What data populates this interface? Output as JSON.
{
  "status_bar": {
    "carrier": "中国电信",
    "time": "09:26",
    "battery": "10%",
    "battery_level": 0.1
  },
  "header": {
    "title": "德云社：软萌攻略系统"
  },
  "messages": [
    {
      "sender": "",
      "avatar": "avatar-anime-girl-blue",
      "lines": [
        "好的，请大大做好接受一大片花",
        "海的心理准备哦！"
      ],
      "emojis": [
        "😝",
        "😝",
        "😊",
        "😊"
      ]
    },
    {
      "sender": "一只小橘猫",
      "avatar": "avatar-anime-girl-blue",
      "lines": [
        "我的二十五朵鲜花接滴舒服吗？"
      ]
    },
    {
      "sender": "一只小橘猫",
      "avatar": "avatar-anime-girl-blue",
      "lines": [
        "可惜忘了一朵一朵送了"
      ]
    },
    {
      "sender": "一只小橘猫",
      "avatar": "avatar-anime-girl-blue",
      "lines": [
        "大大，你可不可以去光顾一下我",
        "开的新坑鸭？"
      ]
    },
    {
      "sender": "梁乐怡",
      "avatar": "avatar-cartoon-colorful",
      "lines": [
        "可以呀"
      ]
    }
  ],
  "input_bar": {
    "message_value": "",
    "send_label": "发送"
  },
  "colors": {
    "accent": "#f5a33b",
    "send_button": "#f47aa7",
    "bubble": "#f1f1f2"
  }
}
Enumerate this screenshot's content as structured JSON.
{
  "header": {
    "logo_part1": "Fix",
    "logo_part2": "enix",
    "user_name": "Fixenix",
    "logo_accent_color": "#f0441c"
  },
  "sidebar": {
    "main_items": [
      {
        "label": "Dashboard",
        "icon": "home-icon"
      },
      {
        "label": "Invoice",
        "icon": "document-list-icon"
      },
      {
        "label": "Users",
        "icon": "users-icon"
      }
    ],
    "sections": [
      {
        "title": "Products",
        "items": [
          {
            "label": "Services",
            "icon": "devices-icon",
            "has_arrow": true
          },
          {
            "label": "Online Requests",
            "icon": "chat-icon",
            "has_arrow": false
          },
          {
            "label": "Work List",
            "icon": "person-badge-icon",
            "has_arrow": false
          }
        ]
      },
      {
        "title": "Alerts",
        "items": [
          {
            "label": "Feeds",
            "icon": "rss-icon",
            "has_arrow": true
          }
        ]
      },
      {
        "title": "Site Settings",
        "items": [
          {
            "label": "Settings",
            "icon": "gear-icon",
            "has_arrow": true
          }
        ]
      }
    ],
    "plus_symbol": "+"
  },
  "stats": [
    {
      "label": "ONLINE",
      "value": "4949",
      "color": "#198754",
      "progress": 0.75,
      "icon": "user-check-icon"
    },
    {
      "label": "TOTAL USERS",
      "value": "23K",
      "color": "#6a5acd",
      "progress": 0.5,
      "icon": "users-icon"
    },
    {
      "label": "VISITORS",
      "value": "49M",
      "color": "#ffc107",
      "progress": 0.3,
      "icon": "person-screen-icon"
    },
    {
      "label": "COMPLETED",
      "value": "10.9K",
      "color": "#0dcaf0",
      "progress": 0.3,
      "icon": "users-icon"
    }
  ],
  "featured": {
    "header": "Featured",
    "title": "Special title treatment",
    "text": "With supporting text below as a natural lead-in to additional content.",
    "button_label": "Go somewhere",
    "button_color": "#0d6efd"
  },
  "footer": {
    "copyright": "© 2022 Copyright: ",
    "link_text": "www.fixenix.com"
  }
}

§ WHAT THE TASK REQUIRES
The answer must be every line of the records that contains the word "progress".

§ RESULT OF THIS TASK
      "progress": 0.75,
      "progress": 0.5,
      "progress": 0.3,
      "progress": 0.3,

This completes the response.